The second point is that this is hardly an onerous ruling for Argentina. To pay cash to the holdouts that won the trial requires to allocate between 1% and 2% of its annual tax receipts. Hardly an economic burden. Third, the fact that debt could reach 1/3 of GDP per capita might be the right number, but not the right interpretation as presented by Stiglitz and Guzman. Debt is a stock; GDP per capita is a flow. A stock/flow ratio shouldn’t be read as if the whole stock has to be paid with only one flow. This high debt does not have to be paid in one year and does not materialize immediately as other holdouts also need to go to court. Furthermore, because RUFO expires at the end of 2014, Argentina can renegotiate before other holdouts get a positive ruling in the courts of law. I think that Stiglitz and Guzman are overstating the economic impact of observing the court’s ruling.
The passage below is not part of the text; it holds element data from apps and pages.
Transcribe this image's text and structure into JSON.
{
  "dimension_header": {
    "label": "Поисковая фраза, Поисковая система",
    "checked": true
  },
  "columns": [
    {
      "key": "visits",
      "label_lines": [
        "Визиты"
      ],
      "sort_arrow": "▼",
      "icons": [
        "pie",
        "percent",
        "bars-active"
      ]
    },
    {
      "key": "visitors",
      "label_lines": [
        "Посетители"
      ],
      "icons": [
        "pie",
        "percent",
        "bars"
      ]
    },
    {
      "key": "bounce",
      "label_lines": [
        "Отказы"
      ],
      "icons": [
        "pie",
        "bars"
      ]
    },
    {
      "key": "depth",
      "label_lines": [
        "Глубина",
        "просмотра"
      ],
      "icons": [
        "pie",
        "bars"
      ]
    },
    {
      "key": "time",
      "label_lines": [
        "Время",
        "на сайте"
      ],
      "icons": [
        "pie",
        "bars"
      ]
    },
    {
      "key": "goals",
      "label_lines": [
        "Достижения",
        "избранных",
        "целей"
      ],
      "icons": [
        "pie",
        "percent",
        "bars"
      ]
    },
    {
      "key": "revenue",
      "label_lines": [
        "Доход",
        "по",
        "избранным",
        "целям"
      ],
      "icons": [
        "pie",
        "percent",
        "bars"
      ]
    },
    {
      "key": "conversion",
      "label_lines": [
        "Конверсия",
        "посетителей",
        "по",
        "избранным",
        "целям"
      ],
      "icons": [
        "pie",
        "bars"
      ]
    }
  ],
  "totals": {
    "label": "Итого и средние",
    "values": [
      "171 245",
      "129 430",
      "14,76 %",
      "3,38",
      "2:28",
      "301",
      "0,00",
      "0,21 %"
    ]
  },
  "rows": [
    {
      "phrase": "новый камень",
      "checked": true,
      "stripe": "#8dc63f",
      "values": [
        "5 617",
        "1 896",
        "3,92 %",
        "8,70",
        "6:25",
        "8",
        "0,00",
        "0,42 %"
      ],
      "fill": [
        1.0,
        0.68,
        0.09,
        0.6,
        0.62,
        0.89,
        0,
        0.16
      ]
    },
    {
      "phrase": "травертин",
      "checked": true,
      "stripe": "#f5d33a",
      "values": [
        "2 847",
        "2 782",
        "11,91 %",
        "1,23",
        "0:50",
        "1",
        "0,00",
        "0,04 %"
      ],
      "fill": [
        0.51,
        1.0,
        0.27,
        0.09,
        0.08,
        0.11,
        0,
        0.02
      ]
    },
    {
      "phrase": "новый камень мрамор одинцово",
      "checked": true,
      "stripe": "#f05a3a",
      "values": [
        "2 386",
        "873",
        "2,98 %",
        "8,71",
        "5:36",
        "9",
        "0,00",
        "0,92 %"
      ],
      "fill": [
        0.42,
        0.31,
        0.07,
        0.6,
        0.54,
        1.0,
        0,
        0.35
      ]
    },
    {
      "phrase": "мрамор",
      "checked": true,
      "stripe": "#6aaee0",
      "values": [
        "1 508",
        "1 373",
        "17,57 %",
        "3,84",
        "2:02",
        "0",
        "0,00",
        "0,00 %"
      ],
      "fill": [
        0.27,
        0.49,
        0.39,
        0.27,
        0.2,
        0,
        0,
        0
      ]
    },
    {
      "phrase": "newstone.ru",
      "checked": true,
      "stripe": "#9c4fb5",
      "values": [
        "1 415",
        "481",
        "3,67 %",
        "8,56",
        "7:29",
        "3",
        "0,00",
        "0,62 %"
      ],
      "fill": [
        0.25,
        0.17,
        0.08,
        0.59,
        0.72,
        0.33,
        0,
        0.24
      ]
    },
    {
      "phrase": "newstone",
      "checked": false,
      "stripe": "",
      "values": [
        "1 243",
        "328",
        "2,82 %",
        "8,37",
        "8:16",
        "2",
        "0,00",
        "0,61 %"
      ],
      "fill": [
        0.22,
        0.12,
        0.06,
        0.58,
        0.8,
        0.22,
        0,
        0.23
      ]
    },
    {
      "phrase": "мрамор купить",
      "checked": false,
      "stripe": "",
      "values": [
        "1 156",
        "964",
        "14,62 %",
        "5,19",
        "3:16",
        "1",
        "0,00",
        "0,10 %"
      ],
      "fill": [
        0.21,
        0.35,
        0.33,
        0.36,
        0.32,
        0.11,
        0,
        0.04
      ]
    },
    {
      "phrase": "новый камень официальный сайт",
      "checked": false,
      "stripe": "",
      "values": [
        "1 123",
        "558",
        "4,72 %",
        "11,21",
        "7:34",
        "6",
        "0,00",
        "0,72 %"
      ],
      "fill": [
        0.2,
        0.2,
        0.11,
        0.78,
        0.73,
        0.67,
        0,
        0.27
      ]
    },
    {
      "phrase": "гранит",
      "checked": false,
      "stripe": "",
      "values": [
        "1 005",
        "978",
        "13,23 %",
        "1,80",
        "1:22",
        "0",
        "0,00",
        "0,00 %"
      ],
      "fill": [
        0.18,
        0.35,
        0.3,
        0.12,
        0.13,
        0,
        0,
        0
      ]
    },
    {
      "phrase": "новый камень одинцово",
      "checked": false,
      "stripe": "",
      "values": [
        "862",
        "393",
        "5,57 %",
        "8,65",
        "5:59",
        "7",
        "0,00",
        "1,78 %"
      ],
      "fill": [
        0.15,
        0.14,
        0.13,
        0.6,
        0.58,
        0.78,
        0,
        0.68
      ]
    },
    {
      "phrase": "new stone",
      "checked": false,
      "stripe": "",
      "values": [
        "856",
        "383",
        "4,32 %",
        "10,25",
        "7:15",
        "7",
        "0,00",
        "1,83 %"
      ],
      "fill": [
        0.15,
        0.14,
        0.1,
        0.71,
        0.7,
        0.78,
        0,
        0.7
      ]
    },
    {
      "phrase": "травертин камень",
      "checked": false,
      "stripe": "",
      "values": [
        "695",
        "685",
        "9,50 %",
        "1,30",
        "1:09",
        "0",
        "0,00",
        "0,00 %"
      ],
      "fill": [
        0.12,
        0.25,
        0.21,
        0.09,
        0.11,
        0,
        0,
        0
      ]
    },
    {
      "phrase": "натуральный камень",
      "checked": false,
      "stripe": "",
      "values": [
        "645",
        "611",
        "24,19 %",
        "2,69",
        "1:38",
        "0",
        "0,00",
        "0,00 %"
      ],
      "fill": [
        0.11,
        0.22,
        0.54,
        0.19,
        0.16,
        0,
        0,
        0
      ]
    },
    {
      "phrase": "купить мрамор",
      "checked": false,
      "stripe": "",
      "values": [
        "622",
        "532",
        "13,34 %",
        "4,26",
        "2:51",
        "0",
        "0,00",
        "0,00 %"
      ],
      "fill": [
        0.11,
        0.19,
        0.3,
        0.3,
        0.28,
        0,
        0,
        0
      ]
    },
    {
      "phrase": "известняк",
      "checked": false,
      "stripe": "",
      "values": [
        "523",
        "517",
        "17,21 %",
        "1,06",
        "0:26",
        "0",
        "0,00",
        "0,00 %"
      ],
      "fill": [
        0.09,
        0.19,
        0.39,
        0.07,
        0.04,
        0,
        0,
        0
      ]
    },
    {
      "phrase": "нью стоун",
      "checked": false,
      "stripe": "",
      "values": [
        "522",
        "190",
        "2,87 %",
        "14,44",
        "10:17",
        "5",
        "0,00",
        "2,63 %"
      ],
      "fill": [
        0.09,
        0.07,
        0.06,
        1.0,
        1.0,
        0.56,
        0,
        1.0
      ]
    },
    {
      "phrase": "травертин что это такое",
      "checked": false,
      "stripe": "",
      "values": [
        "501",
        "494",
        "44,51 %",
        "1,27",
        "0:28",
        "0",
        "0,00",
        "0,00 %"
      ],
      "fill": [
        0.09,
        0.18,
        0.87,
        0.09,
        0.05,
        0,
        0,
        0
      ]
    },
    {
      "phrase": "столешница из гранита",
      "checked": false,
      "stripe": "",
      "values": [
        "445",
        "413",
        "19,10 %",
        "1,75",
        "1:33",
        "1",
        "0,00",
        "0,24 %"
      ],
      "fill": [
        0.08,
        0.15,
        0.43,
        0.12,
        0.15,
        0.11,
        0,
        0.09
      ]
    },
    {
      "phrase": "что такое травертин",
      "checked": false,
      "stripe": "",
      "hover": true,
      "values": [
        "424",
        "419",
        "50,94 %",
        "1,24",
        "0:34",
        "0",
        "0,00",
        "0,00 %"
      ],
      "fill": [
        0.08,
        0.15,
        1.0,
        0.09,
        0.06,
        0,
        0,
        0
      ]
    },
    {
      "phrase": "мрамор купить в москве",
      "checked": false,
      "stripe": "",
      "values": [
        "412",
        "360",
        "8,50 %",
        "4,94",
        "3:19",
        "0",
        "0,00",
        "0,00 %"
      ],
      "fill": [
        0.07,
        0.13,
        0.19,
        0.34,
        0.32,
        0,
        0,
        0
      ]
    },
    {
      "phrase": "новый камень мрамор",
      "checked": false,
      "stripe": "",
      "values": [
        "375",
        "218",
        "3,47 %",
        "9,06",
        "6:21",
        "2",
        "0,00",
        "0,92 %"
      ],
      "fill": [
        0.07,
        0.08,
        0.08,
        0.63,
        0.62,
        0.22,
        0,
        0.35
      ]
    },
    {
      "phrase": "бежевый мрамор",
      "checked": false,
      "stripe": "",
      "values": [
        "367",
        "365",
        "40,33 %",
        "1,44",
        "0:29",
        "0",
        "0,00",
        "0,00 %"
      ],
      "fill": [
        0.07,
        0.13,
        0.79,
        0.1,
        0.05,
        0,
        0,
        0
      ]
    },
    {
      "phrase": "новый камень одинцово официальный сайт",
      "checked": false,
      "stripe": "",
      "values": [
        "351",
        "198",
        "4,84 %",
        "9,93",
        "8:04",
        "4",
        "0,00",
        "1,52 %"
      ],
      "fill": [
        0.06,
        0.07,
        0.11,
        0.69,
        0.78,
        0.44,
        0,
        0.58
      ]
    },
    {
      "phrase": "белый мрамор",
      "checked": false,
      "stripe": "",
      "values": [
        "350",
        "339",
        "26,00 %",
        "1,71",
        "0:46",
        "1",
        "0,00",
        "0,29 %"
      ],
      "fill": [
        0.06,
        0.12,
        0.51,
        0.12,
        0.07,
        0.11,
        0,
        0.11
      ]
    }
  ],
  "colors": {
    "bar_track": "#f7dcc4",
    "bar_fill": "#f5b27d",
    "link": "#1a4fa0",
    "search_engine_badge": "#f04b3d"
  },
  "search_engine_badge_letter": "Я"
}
Besides these differences of interpretation on the ruling of the Argentine vs NML case (I rather avoid terms like “vulture investors” that Stiglitz and Guzman use because I found them to be too loaded with negative connotations, more appropriate of Argentina’s domestic populist political discourse than that of an objective discussion), I see the ruling favoring rather than hurting international financial markets. This case is not subject to “contract interpretation”, but is a case of “contract enforcement.” Investors, most likely, would rather lend funds to developing countries under a court of law like NY where contracts are enforced than under Stiglitz and Guzman’s principles where the contract specifications can be ignored at the convenience of the debtor. For this reason, developing countries should welcome Griesa’s ruling because it reduces the risk associated to lend to sovereign countries. Finally, Griesa’s ruling could help countries like Argentina to achieve the so much needed but so elusive fiscal discipline that has been the root of so many economic imbalances.